In his new book, "Disrupting the Game: From the Bronx to the Top of Nintendo" former Nintendo of American President Reggie Fils-Aimé discusses how he was the driving force behind bundling Wii Sports with every Wii and the tensions that created within the company. Fils-Aimé believed in how the game highlighted the purpose of the console and encouraged group-play, prompting him to present the idea to Nintendo's global president Satoru Iwata, who was immediately resistant to the idea. Iwata stated they didn't want to give away "precious content" for free as it pushes people to buy hardware and the games will be sold over long stretches of time. Fils-Aimé stated that Wii Sports could be what Nintendo needs to break away from a niche audience and into the mass-market. After months of conversations, Iwata began to be convinced.

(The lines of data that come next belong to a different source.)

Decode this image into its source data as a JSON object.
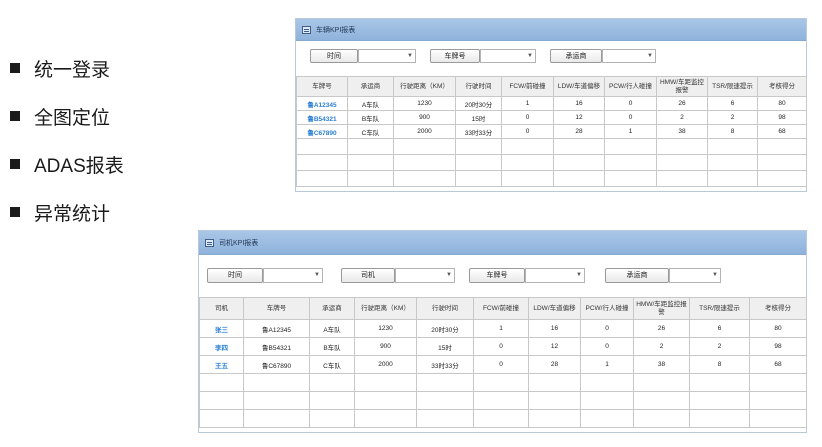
{
  "bullets": [
    {
      "label": "统一登录"
    },
    {
      "label": "全图定位"
    },
    {
      "label": "ADAS报表"
    },
    {
      "label": "异常统计"
    }
  ],
  "vehicle_report": {
    "title": "车辆KPI报表",
    "filters": [
      {
        "label": "时间",
        "value": ""
      },
      {
        "label": "车牌号",
        "value": ""
      },
      {
        "label": "承运商",
        "value": ""
      }
    ],
    "columns": [
      "车牌号",
      "承运商",
      "行驶距离（KM）",
      "行驶时间",
      "FCW/前碰撞",
      "LDW/车道偏移",
      "PCW/行人碰撞",
      "HMW/车距监控报警",
      "TSR/限速提示",
      "考核得分"
    ],
    "rows": [
      [
        "鲁A12345",
        "A车队",
        "1230",
        "20时30分",
        "1",
        "16",
        "0",
        "26",
        "6",
        "80"
      ],
      [
        "鲁B54321",
        "B车队",
        "900",
        "15时",
        "0",
        "12",
        "0",
        "2",
        "2",
        "98"
      ],
      [
        "鲁C67890",
        "C车队",
        "2000",
        "33时33分",
        "0",
        "28",
        "1",
        "38",
        "8",
        "68"
      ]
    ]
  },
  "driver_report": {
    "title": "司机KPI报表",
    "filters": [
      {
        "label": "时间",
        "value": ""
      },
      {
        "label": "司机",
        "value": ""
      },
      {
        "label": "车牌号",
        "value": ""
      },
      {
        "label": "承运商",
        "value": ""
      }
    ],
    "columns": [
      "司机",
      "车牌号",
      "承运商",
      "行驶距离（KM）",
      "行驶时间",
      "FCW/前碰撞",
      "LDW/车道偏移",
      "PCW/行人碰撞",
      "HMW/车距监控报警",
      "TSR/限速提示",
      "考核得分"
    ],
    "rows": [
      [
        "张三",
        "鲁A12345",
        "A车队",
        "1230",
        "20时30分",
        "1",
        "16",
        "0",
        "26",
        "6",
        "80"
      ],
      [
        "李四",
        "鲁B54321",
        "B车队",
        "900",
        "15时",
        "0",
        "12",
        "0",
        "2",
        "2",
        "98"
      ],
      [
        "王五",
        "鲁C67890",
        "C车队",
        "2000",
        "33时33分",
        "0",
        "28",
        "1",
        "38",
        "8",
        "68"
      ]
    ]
  },
  "icons": {
    "dropdown": "chevron-down-icon",
    "panel": "table-icon"
  },
  "colors": {
    "header_bg": "#9bbde3",
    "link": "#2a7fd4",
    "table_head_bg": "#efefef"
  }
}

Ultimately, Fils-Aimé had to convince Shigeru Miyamoto, the creator of Mario and many other classic Nintendo franchises. Miyamoto suggested a compromise by bundling Wii Play, a collection of other mini-games, but Fils-Aimé didn't see the value in it as the bundle game for the console. He instead suggested it be bundled with separate accessories. Miyamoto expressed displeasure in the idea, as he also didn't believe in giving away games and almost seemed offended at the notion, but Iwata defended Fils-Aimé's idea. After many more meetings, a compromise was made: Wii Sports would be bundled with the Wii in Western markets, but sold separately in Japan. Ultimately, the Wii sold better in the Americas and Europe.
Now, Nintendo Switch Sports is the talk of the town, but was notably sold for $49.99 at physical retailers. The game has received solid reviews and will likely go on to sell plenty of copies. Nintendo Switch Sports players have already broken their TVs with their Joy-Cons, serving as a reminder of similar incidents when the Wii debuted.
Do you think Reggie Fils-Aimé was right to battle for Wii Sports as a free game with the Wii? Let me know in the comments below or hit me up on Twitter @Cade_Onder.
[H/T Washington Post]